- **Excerpts from an interface dataset**

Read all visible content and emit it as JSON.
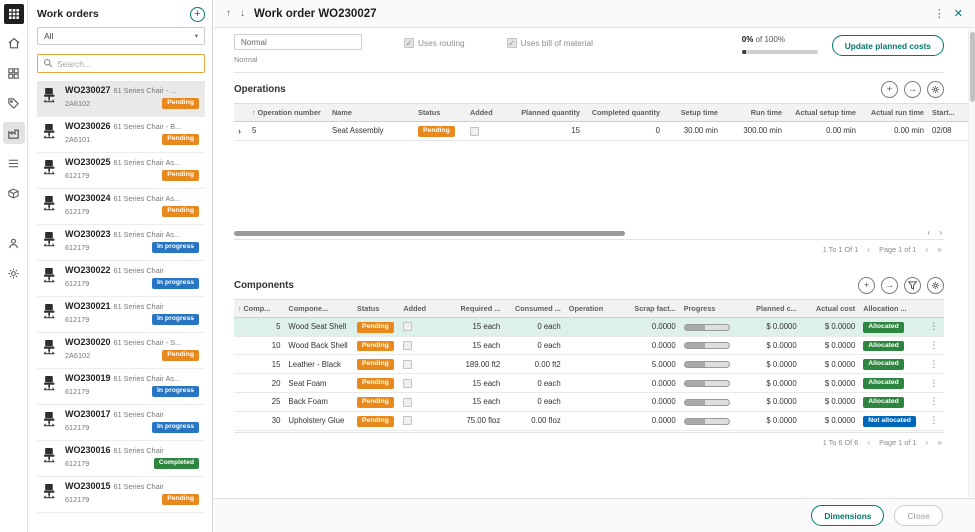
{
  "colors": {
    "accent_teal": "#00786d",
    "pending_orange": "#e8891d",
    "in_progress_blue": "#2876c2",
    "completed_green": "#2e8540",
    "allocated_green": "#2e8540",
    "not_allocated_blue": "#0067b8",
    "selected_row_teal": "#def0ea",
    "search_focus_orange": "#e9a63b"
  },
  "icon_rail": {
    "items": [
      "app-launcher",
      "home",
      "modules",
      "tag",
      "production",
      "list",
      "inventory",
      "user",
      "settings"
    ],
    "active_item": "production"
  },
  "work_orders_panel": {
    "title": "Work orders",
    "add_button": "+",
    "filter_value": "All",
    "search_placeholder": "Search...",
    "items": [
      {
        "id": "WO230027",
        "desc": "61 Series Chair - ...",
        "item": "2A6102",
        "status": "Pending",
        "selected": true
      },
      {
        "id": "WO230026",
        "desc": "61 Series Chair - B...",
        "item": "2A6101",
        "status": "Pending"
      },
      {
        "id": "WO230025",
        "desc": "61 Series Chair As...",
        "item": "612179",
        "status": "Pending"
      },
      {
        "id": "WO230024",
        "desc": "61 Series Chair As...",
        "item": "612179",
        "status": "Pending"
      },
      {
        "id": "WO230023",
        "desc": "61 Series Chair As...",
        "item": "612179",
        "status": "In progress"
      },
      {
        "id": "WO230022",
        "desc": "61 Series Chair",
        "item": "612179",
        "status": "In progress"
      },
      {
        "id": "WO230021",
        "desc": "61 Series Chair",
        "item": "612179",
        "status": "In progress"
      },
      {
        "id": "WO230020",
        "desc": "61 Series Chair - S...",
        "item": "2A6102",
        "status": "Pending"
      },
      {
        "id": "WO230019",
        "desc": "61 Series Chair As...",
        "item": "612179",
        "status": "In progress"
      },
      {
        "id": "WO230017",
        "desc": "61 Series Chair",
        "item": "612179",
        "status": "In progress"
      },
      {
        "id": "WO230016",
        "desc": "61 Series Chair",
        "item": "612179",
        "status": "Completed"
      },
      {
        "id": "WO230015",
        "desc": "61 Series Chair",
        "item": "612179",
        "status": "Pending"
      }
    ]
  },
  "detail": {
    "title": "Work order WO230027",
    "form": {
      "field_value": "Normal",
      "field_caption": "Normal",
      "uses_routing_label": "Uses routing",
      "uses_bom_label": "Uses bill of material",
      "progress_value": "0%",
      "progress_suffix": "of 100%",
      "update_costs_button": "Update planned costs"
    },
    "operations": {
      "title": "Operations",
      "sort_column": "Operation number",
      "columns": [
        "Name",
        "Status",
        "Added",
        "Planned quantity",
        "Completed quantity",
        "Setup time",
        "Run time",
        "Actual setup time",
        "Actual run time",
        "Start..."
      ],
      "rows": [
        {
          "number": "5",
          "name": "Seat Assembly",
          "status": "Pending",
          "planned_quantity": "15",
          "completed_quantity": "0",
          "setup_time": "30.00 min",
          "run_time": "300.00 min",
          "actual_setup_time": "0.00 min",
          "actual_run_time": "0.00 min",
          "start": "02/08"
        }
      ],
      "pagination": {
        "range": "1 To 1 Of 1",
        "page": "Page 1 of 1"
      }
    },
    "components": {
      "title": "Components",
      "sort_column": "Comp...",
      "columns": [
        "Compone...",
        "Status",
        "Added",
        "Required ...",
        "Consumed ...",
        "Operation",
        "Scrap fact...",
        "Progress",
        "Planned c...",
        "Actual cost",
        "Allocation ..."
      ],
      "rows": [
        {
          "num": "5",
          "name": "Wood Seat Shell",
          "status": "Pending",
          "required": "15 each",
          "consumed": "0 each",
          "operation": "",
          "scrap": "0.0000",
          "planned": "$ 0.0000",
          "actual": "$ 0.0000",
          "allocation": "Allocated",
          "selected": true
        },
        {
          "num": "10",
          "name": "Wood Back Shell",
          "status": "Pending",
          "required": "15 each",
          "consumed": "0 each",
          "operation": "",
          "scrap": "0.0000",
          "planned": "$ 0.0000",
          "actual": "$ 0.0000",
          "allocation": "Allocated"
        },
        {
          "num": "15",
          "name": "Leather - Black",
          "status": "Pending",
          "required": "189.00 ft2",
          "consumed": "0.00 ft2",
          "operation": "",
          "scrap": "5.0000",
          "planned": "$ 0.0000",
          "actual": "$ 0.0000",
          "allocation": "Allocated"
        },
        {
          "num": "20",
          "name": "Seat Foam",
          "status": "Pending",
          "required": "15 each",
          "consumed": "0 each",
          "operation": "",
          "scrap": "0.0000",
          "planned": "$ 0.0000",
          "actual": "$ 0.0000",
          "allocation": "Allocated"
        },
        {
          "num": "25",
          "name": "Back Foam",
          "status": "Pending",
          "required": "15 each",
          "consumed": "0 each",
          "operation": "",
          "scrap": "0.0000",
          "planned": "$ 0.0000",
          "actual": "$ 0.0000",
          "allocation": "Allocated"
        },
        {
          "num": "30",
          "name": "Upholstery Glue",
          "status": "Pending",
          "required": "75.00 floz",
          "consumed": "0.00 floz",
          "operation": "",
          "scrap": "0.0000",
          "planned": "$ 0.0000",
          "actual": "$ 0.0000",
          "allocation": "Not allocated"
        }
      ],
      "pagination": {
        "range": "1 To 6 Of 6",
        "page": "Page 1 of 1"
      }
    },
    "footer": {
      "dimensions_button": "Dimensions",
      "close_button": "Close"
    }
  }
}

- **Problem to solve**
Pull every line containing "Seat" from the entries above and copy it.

- **Result of this task**
          "name": "Seat Assembly",
          "name": "Wood Seat Shell",
          "name": "Seat Foam",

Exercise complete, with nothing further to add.